◆ **TRY IT**: Only lines holding the word "heart" are wanted from the records; copy all of them.
--- PROVIDED RECORDS ---
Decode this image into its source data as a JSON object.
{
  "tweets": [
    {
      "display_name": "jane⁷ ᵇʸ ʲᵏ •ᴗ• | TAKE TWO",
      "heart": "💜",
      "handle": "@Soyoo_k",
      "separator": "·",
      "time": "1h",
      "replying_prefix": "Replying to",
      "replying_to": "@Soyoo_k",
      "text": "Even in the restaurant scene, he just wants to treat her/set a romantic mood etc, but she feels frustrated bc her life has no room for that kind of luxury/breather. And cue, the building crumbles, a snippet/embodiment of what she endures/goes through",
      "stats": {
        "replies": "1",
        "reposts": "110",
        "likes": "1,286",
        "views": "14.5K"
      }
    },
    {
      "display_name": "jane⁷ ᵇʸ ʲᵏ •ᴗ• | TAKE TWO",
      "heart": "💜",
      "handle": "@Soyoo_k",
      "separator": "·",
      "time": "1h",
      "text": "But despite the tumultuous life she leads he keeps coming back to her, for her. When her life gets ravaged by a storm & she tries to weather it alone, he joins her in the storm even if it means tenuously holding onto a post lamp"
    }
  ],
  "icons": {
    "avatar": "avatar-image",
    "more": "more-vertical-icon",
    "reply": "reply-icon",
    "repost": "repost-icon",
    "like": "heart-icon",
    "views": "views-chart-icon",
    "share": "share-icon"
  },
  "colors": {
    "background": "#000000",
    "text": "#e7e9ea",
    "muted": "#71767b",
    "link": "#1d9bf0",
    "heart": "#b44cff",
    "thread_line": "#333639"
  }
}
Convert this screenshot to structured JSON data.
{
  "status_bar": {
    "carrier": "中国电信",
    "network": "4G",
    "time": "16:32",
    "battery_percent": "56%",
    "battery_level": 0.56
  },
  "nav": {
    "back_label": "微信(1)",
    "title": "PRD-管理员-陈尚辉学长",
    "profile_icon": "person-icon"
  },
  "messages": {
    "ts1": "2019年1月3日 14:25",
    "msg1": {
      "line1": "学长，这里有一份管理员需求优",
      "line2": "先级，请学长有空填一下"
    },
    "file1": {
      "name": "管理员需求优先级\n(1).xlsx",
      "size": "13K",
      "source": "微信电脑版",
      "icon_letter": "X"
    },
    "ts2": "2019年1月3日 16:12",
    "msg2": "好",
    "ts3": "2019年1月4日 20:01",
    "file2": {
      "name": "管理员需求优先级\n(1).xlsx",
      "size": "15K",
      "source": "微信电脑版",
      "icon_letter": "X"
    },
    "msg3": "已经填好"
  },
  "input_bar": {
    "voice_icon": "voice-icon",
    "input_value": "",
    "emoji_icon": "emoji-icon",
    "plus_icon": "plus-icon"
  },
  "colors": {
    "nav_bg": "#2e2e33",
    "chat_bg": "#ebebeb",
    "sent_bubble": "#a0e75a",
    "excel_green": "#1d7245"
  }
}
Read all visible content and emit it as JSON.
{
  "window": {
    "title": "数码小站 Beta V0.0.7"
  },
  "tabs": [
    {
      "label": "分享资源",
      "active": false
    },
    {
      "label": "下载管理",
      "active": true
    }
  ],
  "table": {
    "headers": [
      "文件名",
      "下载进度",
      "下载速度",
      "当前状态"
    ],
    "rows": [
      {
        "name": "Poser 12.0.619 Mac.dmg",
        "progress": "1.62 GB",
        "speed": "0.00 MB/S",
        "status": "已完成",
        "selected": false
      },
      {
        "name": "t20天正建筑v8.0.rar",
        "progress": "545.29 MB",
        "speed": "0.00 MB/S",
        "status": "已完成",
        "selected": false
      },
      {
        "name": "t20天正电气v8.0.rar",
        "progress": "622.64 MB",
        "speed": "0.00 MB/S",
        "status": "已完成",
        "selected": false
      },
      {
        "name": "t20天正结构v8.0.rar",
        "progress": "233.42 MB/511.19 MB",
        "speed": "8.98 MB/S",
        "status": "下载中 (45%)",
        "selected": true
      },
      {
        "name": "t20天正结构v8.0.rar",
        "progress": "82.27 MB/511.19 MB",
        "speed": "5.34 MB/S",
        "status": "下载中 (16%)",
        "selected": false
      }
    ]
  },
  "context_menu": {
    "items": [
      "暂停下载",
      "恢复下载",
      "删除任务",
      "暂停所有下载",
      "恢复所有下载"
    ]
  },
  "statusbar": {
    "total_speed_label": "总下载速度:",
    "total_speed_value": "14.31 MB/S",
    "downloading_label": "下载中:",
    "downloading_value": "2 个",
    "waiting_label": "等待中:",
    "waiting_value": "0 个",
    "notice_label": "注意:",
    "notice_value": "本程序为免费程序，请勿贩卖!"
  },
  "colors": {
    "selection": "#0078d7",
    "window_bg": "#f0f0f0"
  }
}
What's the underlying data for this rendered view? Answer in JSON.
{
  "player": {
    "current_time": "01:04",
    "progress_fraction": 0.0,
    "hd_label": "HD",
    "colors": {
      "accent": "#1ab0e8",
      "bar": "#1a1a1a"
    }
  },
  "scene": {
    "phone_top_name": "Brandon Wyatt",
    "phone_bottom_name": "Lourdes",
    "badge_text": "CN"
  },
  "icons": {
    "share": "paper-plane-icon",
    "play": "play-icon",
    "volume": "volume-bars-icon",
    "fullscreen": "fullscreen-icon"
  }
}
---
◆ **OUTPUT BELOW**:
      "heart": "💜",
      "heart": "💜",
    "like": "heart-icon",
    "heart": "#b44cff",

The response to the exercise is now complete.